### What the task requires
Copy every record word for word.

### Interface dataset entries
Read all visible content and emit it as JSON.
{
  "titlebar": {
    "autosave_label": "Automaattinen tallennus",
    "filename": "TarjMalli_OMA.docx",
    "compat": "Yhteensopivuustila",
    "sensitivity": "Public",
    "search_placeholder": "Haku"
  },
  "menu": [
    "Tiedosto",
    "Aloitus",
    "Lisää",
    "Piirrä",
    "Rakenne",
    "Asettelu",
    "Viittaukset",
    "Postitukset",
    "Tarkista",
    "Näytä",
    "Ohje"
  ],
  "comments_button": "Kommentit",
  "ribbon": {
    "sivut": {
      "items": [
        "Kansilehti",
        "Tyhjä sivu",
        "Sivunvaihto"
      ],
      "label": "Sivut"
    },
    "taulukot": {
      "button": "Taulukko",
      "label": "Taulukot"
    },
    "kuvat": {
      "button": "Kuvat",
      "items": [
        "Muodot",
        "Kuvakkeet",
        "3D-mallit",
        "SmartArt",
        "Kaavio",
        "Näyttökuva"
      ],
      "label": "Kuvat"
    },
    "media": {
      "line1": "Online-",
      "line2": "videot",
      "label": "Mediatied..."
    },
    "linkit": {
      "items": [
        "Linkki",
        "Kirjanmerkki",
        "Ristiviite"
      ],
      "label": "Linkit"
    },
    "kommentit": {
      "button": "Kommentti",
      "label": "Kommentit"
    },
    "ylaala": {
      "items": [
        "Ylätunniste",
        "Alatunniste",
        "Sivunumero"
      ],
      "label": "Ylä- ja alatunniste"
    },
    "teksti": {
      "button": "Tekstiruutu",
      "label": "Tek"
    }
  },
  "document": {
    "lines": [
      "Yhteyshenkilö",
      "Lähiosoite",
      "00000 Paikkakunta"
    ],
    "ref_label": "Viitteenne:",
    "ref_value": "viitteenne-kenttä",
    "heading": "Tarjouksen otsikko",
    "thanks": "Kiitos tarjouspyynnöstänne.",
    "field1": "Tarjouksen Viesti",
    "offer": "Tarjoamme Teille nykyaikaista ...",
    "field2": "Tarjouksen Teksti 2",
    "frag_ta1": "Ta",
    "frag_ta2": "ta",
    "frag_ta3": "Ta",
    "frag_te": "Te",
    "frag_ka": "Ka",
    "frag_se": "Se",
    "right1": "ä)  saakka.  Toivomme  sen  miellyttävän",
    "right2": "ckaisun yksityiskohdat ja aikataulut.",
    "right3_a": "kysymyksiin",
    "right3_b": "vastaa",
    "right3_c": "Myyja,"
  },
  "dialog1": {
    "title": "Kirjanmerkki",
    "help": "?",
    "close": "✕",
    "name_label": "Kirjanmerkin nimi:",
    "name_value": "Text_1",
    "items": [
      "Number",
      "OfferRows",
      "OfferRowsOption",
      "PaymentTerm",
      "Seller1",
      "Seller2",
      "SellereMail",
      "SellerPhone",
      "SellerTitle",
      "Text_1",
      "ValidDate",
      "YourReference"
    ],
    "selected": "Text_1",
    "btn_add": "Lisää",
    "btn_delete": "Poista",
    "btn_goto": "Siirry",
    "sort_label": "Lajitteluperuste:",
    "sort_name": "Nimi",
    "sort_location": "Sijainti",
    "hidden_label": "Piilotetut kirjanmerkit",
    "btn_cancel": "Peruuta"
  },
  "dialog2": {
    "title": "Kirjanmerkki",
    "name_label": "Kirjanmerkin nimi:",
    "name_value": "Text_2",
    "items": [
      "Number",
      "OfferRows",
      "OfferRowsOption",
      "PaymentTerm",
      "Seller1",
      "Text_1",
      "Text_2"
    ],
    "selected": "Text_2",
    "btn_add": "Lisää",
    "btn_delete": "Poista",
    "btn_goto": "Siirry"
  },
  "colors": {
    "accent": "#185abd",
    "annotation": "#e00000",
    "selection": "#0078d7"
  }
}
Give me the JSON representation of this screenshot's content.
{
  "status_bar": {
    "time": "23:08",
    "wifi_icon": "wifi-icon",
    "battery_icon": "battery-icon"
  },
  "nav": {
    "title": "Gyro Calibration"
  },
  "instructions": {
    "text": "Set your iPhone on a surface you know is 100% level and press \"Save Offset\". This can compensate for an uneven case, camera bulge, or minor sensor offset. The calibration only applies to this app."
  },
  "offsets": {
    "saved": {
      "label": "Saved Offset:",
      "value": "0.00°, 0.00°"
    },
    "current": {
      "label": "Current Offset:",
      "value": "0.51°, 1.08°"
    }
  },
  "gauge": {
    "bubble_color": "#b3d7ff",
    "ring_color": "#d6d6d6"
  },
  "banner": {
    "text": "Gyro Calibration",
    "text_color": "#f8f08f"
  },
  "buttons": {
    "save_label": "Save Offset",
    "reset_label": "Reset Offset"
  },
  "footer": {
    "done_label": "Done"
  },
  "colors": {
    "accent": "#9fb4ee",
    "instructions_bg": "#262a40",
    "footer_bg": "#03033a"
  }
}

### Answer box
Read all visible content and emit it as JSON.
{
  "titlebar": {
    "autosave_label": "Automaattinen tallennus",
    "filename": "TarjMalli_OMA.docx",
    "compat": "Yhteensopivuustila",
    "sensitivity": "Public",
    "search_placeholder": "Haku"
  },
  "menu": [
    "Tiedosto",
    "Aloitus",
    "Lisää",
    "Piirrä",
    "Rakenne",
    "Asettelu",
    "Viittaukset",
    "Postitukset",
    "Tarkista",
    "Näytä",
    "Ohje"
  ],
  "comments_button": "Kommentit",
  "ribbon": {
    "sivut": {
      "items": [
        "Kansilehti",
        "Tyhjä sivu",
        "Sivunvaihto"
      ],
      "label": "Sivut"
    },
    "taulukot": {
      "button": "Taulukko",
      "label": "Taulukot"
    },
    "kuvat": {
      "button": "Kuvat",
      "items": [
        "Muodot",
        "Kuvakkeet",
        "3D-mallit",
        "SmartArt",
        "Kaavio",
        "Näyttökuva"
      ],
      "label": "Kuvat"
    },
    "media": {
      "line1": "Online-",
      "line2": "videot",
      "label": "Mediatied..."
    },
    "linkit": {
      "items": [
        "Linkki",
        "Kirjanmerkki",
        "Ristiviite"
      ],
      "label": "Linkit"
    },
    "kommentit": {
      "button": "Kommentti",
      "label": "Kommentit"
    },
    "ylaala": {
      "items": [
        "Ylätunniste",
        "Alatunniste",
        "Sivunumero"
      ],
      "label": "Ylä- ja alatunniste"
    },
    "teksti": {
      "button": "Tekstiruutu",
      "label": "Tek"
    }
  },
  "document": {
    "lines": [
      "Yhteyshenkilö",
      "Lähiosoite",
      "00000 Paikkakunta"
    ],
    "ref_label": "Viitteenne:",
    "ref_value": "viitteenne-kenttä",
    "heading": "Tarjouksen otsikko",
    "thanks": "Kiitos tarjouspyynnöstänne.",
    "field1": "Tarjouksen Viesti",
    "offer": "Tarjoamme Teille nykyaikaista ...",
    "field2": "Tarjouksen Teksti 2",
    "frag_ta1": "Ta",
    "frag_ta2": "ta",
    "frag_ta3": "Ta",
    "frag_te": "Te",
    "frag_ka": "Ka",
    "frag_se": "Se",
    "right1": "ä)  saakka.  Toivomme  sen  miellyttävän",
    "right2": "ckaisun yksityiskohdat ja aikataulut.",
    "right3_a": "kysymyksiin",
    "right3_b": "vastaa",
    "right3_c": "Myyja,"
  },
  "dialog1": {
    "title": "Kirjanmerkki",
    "help": "?",
    "close": "✕",
    "name_label": "Kirjanmerkin nimi:",
    "name_value": "Text_1",
    "items": [
      "Number",
      "OfferRows",
      "OfferRowsOption",
      "PaymentTerm",
      "Seller1",
      "Seller2",
      "SellereMail",
      "SellerPhone",
      "SellerTitle",
      "Text_1",
      "ValidDate",
      "YourReference"
    ],
    "selected": "Text_1",
    "btn_add": "Lisää",
    "btn_delete": "Poista",
    "btn_goto": "Siirry",
    "sort_label": "Lajitteluperuste:",
    "sort_name": "Nimi",
    "sort_location": "Sijainti",
    "hidden_label": "Piilotetut kirjanmerkit",
    "btn_cancel": "Peruuta"
  },
  "dialog2": {
    "title": "Kirjanmerkki",
    "name_label": "Kirjanmerkin nimi:",
    "name_value": "Text_2",
    "items": [
      "Number",
      "OfferRows",
      "OfferRowsOption",
      "PaymentTerm",
      "Seller1",
      "Text_1",
      "Text_2"
    ],
    "selected": "Text_2",
    "btn_add": "Lisää",
    "btn_delete": "Poista",
    "btn_goto": "Siirry"
  },
  "colors": {
    "accent": "#185abd",
    "annotation": "#e00000",
    "selection": "#0078d7"
  }
}
Give me the JSON representation of this screenshot's content.
{
  "status_bar": {
    "time": "23:08",
    "wifi_icon": "wifi-icon",
    "battery_icon": "battery-icon"
  },
  "nav": {
    "title": "Gyro Calibration"
  },
  "instructions": {
    "text": "Set your iPhone on a surface you know is 100% level and press \"Save Offset\". This can compensate for an uneven case, camera bulge, or minor sensor offset. The calibration only applies to this app."
  },
  "offsets": {
    "saved": {
      "label": "Saved Offset:",
      "value": "0.00°, 0.00°"
    },
    "current": {
      "label": "Current Offset:",
      "value": "0.51°, 1.08°"
    }
  },
  "gauge": {
    "bubble_color": "#b3d7ff",
    "ring_color": "#d6d6d6"
  },
  "banner": {
    "text": "Gyro Calibration",
    "text_color": "#f8f08f"
  },
  "buttons": {
    "save_label": "Save Offset",
    "reset_label": "Reset Offset"
  },
  "footer": {
    "done_label": "Done"
  },
  "colors": {
    "accent": "#9fb4ee",
    "instructions_bg": "#262a40",
    "footer_bg": "#03033a"
  }
}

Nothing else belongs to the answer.